Going Gracefully – Pension Treatment on Divorce

Just eight per cent of divorce settlements fully consider the assets of a spouses pension fund. The article explains how to make Trusted Pensions Edingburgh count in any divorce settlement.

There are no solid rules regarding your financial rights in the breakdown of a relationship.

There will often be considered an range of possible solutions to dividing the assets, but it could be that a family comes to an amicable agreement, with lawyers simply drafted in to formalise the agreement. Unfortunately though, in many cases, courts will be involved in deciding the division of valuable assets.

The financial split could be affected by many factors, including the age ones involved, the length for the relationship, and the needs of each party as well as children, and will routinely address income, property and savings.

A pension is frequently the second most critical capital asset from a marriage and so should be taken into consideration by a couple and their representatives when arranging a divorce or dissolving a civil partnership.

But pensions could be complex and confusing at the best of times, and are all-too-often glossed over, leaving many people unknowingly with a lot less than they are entitled to. The details must be thoroughly scrutinised by an experienced family law expert and, in some cases, an expert or even perhaps a pension actuary made possible to help.

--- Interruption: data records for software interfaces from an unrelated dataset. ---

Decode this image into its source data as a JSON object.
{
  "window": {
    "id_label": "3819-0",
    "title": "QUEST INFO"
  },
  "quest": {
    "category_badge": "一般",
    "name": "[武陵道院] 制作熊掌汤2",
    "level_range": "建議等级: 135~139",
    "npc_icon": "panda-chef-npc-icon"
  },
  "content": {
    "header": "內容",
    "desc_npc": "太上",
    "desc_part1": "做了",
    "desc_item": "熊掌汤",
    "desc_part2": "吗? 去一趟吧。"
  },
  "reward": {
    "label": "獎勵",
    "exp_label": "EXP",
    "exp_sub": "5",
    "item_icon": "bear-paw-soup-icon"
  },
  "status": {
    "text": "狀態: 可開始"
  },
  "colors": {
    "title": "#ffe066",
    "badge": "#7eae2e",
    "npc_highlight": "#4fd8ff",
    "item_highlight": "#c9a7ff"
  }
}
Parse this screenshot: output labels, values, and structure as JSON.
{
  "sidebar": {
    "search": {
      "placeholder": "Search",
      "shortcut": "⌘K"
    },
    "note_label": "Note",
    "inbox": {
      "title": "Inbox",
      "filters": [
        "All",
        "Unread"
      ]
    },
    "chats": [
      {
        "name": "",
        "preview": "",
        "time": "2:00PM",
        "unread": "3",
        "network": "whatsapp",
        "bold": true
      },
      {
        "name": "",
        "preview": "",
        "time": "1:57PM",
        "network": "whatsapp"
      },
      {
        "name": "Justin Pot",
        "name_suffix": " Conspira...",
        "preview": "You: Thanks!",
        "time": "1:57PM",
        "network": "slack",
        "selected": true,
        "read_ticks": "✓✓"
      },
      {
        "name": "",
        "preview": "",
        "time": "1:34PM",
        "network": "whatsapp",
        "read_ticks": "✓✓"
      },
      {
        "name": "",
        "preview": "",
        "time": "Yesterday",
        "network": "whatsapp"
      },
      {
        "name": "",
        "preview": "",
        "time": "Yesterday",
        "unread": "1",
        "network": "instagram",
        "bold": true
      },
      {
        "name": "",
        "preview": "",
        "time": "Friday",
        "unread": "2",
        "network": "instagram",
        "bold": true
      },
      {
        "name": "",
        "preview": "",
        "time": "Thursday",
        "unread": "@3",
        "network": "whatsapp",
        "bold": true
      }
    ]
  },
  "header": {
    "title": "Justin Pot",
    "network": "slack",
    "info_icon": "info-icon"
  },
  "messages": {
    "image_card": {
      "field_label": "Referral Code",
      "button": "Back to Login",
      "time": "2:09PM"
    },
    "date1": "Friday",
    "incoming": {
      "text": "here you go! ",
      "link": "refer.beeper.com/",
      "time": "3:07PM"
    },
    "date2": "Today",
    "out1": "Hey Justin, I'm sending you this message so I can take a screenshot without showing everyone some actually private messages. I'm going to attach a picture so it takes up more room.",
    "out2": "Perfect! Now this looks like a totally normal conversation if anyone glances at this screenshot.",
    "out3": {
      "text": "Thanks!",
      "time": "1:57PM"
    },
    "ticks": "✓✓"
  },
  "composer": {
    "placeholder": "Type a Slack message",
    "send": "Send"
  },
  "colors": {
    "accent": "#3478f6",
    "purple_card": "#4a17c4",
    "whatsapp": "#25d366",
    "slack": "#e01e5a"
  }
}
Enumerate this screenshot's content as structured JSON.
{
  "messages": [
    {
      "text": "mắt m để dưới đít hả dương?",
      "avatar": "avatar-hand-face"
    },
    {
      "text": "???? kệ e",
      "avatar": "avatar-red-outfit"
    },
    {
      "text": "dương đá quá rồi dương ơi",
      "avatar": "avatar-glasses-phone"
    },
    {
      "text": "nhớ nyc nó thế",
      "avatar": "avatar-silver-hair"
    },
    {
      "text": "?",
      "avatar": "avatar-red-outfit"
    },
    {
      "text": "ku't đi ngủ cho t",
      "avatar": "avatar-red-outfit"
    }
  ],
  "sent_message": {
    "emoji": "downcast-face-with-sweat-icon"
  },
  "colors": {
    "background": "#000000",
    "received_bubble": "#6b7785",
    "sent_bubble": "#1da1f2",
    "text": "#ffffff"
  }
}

Frequently, one person has a substantial pension while one other might have none or a very restricted pension provision because, for example, they have given up their job to appeal to the children.

If we are honest, it is normally the wife who’s the lowest – if any – pension provision, as a result of is assumed during the marriage that might share in advantage of the husbands pension income as he retires. The pension is for each them in effect – until things go wrong.

If the marriage fails, there isn’t an automatic entitlement to a spouses private or occupational pension. In addition, there are rules which allow one divorced spouse to take National Insurance contributions of the other to create deficiencies in their basic state monthly pension.

After a divorce, it is the main case that the wife has little chance of out of your to sufficiently fortify a pension of her own during any working life that may remain to her.

There are several of different roads couples can go down to tackle pension assets depending on their circumstances. These are offsetting, earmarking and pension-sharing.

In this day and age, pension sharing is the preferred route of most divorce courts but offsetting and, to a lesser extent earmarking, are also still valid in certain instances. This is why in order to vital you discuss your case and different set of circumstances with an experienced family lawyer. This particular can give you the best chance of a fair, expedient impact.